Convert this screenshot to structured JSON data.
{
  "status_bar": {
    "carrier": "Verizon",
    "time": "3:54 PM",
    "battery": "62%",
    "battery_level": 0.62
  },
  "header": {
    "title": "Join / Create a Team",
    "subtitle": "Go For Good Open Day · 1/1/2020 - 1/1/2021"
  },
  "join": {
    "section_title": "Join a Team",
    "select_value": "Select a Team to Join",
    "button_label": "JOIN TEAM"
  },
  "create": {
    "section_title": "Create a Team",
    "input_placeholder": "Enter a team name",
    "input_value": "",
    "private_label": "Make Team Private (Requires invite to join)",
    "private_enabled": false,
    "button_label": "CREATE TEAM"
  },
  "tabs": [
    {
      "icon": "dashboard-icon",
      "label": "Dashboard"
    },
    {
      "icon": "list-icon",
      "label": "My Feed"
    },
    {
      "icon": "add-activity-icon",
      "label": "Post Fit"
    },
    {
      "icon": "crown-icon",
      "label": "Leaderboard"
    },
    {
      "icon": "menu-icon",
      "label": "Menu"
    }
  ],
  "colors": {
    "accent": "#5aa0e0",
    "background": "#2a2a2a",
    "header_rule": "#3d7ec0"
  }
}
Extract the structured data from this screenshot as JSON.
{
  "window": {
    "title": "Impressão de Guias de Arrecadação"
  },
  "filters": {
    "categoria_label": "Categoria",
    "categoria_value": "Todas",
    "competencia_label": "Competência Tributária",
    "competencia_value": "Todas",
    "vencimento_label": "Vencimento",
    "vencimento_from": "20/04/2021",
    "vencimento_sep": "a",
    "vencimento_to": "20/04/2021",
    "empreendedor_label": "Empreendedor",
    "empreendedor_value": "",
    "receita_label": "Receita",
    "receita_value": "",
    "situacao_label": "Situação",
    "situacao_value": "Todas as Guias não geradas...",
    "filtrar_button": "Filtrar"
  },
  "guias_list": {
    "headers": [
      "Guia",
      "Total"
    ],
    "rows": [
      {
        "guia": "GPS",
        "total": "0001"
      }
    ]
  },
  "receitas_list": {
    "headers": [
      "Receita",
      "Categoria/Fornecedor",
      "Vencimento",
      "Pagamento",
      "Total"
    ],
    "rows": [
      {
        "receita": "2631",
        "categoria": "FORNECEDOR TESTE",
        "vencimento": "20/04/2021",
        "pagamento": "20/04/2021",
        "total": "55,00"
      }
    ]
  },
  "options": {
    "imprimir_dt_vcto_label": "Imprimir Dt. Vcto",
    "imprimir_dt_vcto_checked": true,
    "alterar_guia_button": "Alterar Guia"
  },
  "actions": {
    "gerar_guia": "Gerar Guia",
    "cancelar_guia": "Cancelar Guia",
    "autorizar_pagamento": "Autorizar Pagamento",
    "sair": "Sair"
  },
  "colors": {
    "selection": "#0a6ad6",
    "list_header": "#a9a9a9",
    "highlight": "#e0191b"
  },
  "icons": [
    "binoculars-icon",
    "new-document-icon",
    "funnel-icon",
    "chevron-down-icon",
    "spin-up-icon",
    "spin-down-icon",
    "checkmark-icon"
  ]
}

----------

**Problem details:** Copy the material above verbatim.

**Task output:**
Convert this screenshot to structured JSON data.
{
  "status_bar": {
    "carrier": "Verizon",
    "time": "3:54 PM",
    "battery": "62%",
    "battery_level": 0.62
  },
  "header": {
    "title": "Join / Create a Team",
    "subtitle": "Go For Good Open Day · 1/1/2020 - 1/1/2021"
  },
  "join": {
    "section_title": "Join a Team",
    "select_value": "Select a Team to Join",
    "button_label": "JOIN TEAM"
  },
  "create": {
    "section_title": "Create a Team",
    "input_placeholder": "Enter a team name",
    "input_value": "",
    "private_label": "Make Team Private (Requires invite to join)",
    "private_enabled": false,
    "button_label": "CREATE TEAM"
  },
  "tabs": [
    {
      "icon": "dashboard-icon",
      "label": "Dashboard"
    },
    {
      "icon": "list-icon",
      "label": "My Feed"
    },
    {
      "icon": "add-activity-icon",
      "label": "Post Fit"
    },
    {
      "icon": "crown-icon",
      "label": "Leaderboard"
    },
    {
      "icon": "menu-icon",
      "label": "Menu"
    }
  ],
  "colors": {
    "accent": "#5aa0e0",
    "background": "#2a2a2a",
    "header_rule": "#3d7ec0"
  }
}
Extract the structured data from this screenshot as JSON.
{
  "window": {
    "title": "Impressão de Guias de Arrecadação"
  },
  "filters": {
    "categoria_label": "Categoria",
    "categoria_value": "Todas",
    "competencia_label": "Competência Tributária",
    "competencia_value": "Todas",
    "vencimento_label": "Vencimento",
    "vencimento_from": "20/04/2021",
    "vencimento_sep": "a",
    "vencimento_to": "20/04/2021",
    "empreendedor_label": "Empreendedor",
    "empreendedor_value": "",
    "receita_label": "Receita",
    "receita_value": "",
    "situacao_label": "Situação",
    "situacao_value": "Todas as Guias não geradas...",
    "filtrar_button": "Filtrar"
  },
  "guias_list": {
    "headers": [
      "Guia",
      "Total"
    ],
    "rows": [
      {
        "guia": "GPS",
        "total": "0001"
      }
    ]
  },
  "receitas_list": {
    "headers": [
      "Receita",
      "Categoria/Fornecedor",
      "Vencimento",
      "Pagamento",
      "Total"
    ],
    "rows": [
      {
        "receita": "2631",
        "categoria": "FORNECEDOR TESTE",
        "vencimento": "20/04/2021",
        "pagamento": "20/04/2021",
        "total": "55,00"
      }
    ]
  },
  "options": {
    "imprimir_dt_vcto_label": "Imprimir Dt. Vcto",
    "imprimir_dt_vcto_checked": true,
    "alterar_guia_button": "Alterar Guia"
  },
  "actions": {
    "gerar_guia": "Gerar Guia",
    "cancelar_guia": "Cancelar Guia",
    "autorizar_pagamento": "Autorizar Pagamento",
    "sair": "Sair"
  },
  "colors": {
    "selection": "#0a6ad6",
    "list_header": "#a9a9a9",
    "highlight": "#e0191b"
  },
  "icons": [
    "binoculars-icon",
    "new-document-icon",
    "funnel-icon",
    "chevron-down-icon",
    "spin-up-icon",
    "spin-down-icon",
    "checkmark-icon"
  ]
}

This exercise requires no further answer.